• **WHAT TO PRODUCE**
Keep only the lines that hold the string "JSON", filtering out the rest of the entries below.

── SUPPLIED MATERIAL ──

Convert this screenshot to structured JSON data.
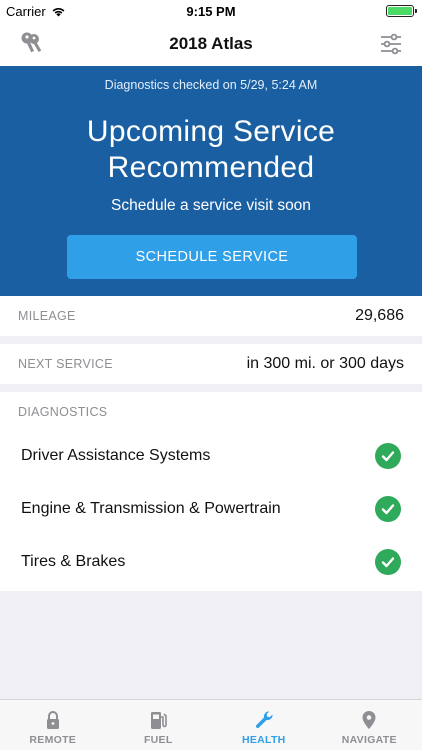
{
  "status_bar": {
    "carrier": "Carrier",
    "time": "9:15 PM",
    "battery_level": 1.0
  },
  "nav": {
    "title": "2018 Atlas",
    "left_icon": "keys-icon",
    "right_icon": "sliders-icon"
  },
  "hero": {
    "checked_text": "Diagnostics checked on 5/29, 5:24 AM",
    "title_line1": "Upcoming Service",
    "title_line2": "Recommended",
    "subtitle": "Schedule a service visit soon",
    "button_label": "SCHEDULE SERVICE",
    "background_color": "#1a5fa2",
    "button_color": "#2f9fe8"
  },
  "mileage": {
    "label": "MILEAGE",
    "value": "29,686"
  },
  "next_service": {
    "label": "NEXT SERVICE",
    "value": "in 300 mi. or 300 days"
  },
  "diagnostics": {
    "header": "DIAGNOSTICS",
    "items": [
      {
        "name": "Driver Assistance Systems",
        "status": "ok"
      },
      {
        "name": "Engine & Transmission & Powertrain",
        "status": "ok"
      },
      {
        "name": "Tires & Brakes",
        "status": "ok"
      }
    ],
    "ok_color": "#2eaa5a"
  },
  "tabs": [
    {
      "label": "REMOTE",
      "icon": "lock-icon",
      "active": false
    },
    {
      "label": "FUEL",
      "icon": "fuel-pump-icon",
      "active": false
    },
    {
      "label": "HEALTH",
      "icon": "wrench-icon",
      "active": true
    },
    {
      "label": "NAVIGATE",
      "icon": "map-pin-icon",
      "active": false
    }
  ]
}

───
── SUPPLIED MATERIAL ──

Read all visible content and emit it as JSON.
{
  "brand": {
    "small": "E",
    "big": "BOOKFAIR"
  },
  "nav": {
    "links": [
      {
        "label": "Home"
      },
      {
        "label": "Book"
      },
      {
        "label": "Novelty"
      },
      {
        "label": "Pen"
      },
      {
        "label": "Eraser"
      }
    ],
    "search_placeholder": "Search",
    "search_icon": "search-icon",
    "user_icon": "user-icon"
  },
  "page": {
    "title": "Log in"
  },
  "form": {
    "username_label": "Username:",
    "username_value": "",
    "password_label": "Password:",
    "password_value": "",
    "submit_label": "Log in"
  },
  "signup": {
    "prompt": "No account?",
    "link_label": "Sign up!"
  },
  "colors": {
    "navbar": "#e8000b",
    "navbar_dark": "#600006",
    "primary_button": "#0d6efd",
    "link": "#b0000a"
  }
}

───
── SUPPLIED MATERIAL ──

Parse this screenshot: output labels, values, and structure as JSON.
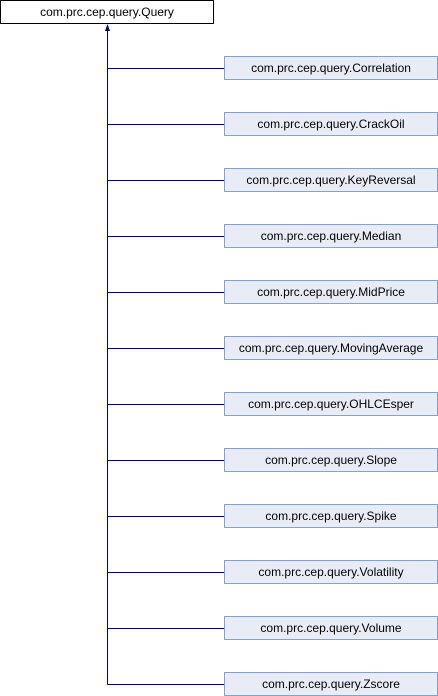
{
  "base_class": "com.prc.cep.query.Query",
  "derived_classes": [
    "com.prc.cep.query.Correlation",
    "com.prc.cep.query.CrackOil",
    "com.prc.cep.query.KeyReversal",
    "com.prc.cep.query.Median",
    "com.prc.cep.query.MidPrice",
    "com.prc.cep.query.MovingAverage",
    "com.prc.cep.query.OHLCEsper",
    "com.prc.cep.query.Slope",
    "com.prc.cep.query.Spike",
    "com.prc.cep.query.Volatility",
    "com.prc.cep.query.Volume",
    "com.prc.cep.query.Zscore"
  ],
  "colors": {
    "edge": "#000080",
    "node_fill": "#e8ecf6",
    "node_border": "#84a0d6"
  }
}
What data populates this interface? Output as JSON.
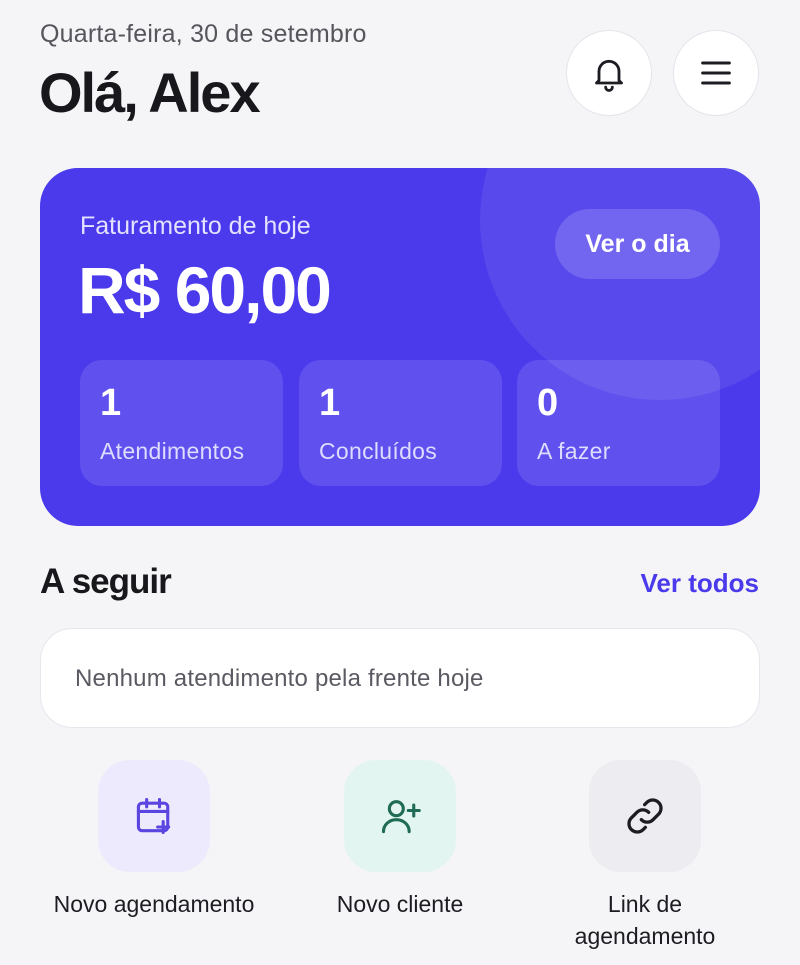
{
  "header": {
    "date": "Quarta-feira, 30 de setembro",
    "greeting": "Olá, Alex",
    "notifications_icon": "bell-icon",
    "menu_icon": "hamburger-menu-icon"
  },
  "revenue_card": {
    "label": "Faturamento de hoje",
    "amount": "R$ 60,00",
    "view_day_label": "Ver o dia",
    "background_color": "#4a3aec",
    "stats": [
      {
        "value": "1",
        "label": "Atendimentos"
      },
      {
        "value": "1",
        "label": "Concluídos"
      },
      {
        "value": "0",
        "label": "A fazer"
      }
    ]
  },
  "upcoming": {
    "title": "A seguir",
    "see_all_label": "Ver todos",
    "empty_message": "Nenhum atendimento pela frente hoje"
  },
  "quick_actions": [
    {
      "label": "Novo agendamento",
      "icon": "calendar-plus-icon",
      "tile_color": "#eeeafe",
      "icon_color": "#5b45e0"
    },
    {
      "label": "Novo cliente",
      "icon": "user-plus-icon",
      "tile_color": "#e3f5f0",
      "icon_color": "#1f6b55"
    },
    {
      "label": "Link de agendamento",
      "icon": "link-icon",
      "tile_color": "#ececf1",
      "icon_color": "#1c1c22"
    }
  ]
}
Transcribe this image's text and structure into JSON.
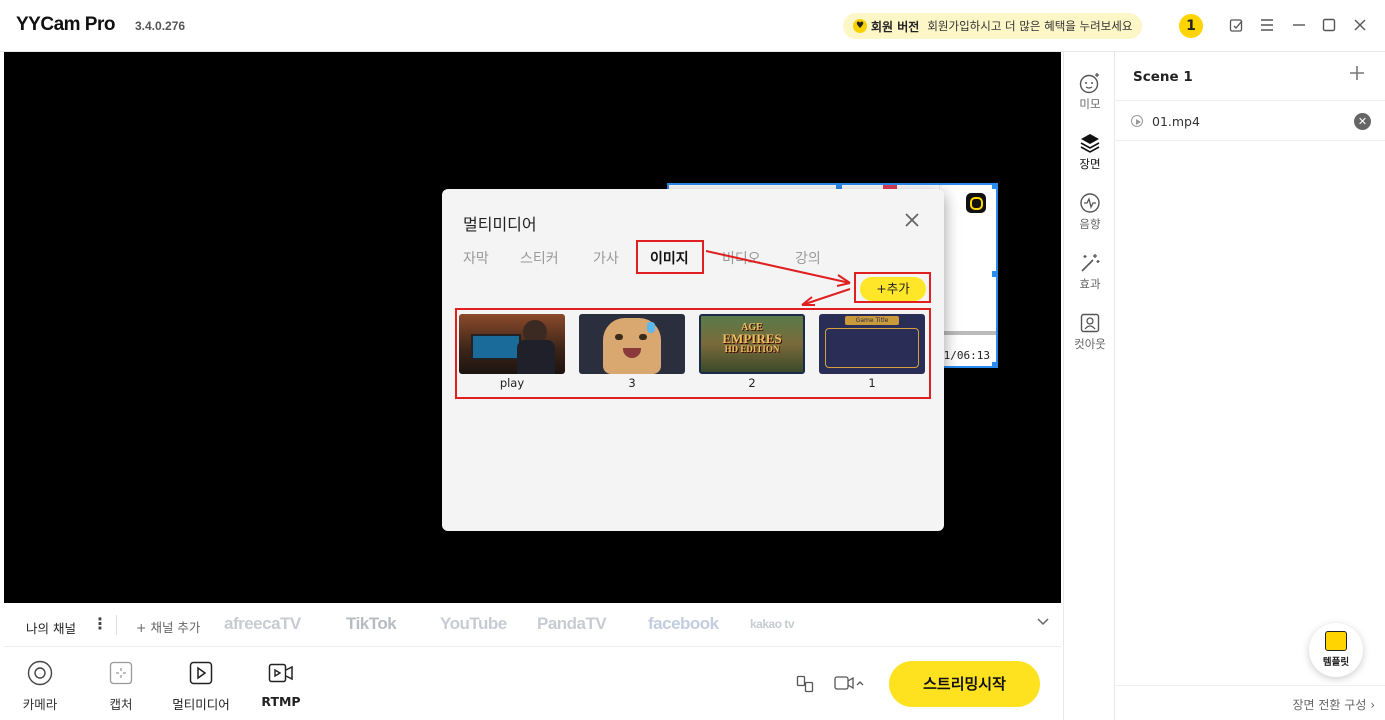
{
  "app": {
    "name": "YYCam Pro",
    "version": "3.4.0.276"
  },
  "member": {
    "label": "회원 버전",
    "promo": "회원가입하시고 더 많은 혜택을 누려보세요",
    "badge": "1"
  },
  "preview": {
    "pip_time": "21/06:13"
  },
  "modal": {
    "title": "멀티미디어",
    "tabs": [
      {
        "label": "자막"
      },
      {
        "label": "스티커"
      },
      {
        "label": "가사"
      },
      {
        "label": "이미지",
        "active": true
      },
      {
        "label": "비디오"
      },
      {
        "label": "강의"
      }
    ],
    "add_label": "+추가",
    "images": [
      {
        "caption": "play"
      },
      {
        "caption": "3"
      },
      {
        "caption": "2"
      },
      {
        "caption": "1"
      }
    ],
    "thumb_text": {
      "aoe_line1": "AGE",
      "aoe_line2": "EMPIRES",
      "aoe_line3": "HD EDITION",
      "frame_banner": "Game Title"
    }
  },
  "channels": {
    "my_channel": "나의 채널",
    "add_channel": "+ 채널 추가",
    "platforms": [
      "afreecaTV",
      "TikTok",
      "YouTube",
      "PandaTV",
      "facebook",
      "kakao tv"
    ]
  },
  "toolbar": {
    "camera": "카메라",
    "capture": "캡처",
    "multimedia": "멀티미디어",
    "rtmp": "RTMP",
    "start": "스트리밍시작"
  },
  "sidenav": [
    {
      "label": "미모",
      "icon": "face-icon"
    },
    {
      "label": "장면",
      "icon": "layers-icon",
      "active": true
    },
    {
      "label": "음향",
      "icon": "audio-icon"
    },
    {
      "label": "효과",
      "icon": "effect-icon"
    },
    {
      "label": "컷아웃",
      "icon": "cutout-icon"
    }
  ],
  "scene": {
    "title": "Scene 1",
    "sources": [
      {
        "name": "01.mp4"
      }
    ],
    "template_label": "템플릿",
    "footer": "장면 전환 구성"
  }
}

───

• **EXERCISE OUTPUT**
Convert this screenshot to structured JSON data.
Read all visible content and emit it as JSON.
Parse this screenshot: output labels, values, and structure as JSON.
What data populates this interface? Output as JSON.
Transcribe this image's text and structure into JSON.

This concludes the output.